Vous êtes membre Amazon Prime ?

Bénéficiez automatiquement de 2 livres audio offerts.
Bonne écoute !


    Lie. Cheat. Bribe. How far would you go to get into your dream school? How far would your parents go? Inspired by the recent college admissions scandal, this ripped-from-the-headlines YA novel by the New York Times best-selling author of Tell Me Three Things sees one teenage girl's privileged world shatter when her family's lies are exposed.

    It's good to be Chloe Wynn Berringer - she has it all - money, privilege, and a ticket to the college of her dreams. Or at least she did until the FBI came knocking on her front door, guns at the ready, and her future went up in smoke. Now her B-list celebrity mother is under arrest in a massive college admissions bribery scandal, and Chloe might be the next one facing charges. The public is furious, the headlines are brutal, and the US attorney is out for blood.

    As everything she's taken for granted starts to slip away, Chloe must reckon not only with the truth of what happened, but also with the examination of her own guilt. How much did she really know - or guess? Why did her parents think the only way for her to succeed was to cheat? And what does it really mean to be complicit? 

    Best-selling author Julie Buxbaum takes on the college admissions bribery scandal that rocked the country in this timely tale of the hyper elite and the hyper competitive, and the lengths they go to stay at the top.

    ©2020 Julie Buxbaum (P)2020 Listening Library


     "Deft, page-turning, and fresh as the latest college admissions gossip." (Kirkus Reviews)

    "[Buxbaum's] assessment of the entitled 1% feels spot-on." (Publishers Weekly

    "A gripping, thoughtful exploration of contemporary themes." (SLJ)

    Ce que les auditeurs disent de Admission

    Moyenne des évaluations utilisateurs. Seuls les utilisateurs ayant écouté le titre peuvent laisser une évaluation.

    Commentaires - Veuillez sélectionner les onglets ci-dessous pour changer la provenance des commentaires.

    Il n'y a pas encore de critique disponible pour ce titre.
    Trier par :
    Trier par:
    • Global
      2 out of 5 stars
    • Interprétation
      5 out of 5 stars
    • Histoire
      2 out of 5 stars
    Image de profile pour Rachel Budge
    • Rachel Budge
    • 04/04/2021
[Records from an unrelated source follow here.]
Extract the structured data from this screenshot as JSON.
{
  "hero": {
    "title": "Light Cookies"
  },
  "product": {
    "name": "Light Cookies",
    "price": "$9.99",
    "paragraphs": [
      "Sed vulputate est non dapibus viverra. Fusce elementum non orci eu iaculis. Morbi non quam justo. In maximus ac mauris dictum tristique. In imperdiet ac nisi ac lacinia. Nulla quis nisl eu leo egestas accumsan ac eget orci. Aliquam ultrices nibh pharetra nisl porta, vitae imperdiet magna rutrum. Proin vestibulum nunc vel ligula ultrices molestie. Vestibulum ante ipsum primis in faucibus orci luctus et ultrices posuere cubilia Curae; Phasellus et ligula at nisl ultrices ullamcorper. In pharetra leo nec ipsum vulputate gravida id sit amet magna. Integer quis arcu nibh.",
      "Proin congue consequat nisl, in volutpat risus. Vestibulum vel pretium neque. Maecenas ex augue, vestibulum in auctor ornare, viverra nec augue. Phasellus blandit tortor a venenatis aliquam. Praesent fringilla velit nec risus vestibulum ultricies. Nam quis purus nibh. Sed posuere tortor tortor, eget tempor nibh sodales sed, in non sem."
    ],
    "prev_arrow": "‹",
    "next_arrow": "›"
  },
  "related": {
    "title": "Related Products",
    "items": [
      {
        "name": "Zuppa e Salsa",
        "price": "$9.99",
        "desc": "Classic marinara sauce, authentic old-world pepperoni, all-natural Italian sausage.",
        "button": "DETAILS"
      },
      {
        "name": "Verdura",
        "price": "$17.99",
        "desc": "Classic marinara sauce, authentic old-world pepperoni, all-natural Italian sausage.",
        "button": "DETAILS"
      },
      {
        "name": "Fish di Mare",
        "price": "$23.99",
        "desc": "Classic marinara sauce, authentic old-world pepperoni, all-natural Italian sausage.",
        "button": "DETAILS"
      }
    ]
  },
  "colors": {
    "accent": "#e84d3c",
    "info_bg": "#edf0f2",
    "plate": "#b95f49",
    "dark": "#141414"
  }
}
    Waaaaay too political and very divisive no resolution

    I was looking forward to this because I really like this Author’s writing & the fact that it’s usually pretty clean. But as the plot unraveled and I kept waiting for it to resolve and get better, it doesn’t. The best friend ditched her when she needed a friend. All because she’s white, rich & “privileged”. And every person of color in the book is automatically a victim. This book feeds racist ideologies by not allowing either person to practice empathy for the other, they part ways because being white and rich is unforgivable. It doesn’t matter that she learned what she can do to be more aware. The friendship never heals. And the best friend of color stays angry, bitter, & unforgiving for something that the protagonist had no control over. How is this helpful?! It perpetuates the idea that we can’t have common ground and find commonalities for building relationships all because of our socio-economic and/or racial status. And therefore, we must be “separate, but equal.” This ideology sets us back like 100 years. I kept listening hoping for a resolution (because why else do we listen to fiction?!) but, nope. The only character who gets a happy resolution is the older brother who gets his 1 year sobriety chip at the end. Super disappointed. Will be asking for a refund.

    3 personnes ont trouvé cela utile

    • Global
      5 out of 5 stars
    • Interprétation
      5 out of 5 stars
    • Histoire
      5 out of 5 stars
    Image de profile pour liz
    • liz
    • 14/03/2022

    Loved it!

    This story was fantastic! Very interesting and it wasn’t fairytale-like at all. It seemed to play very well into social norms and privilege.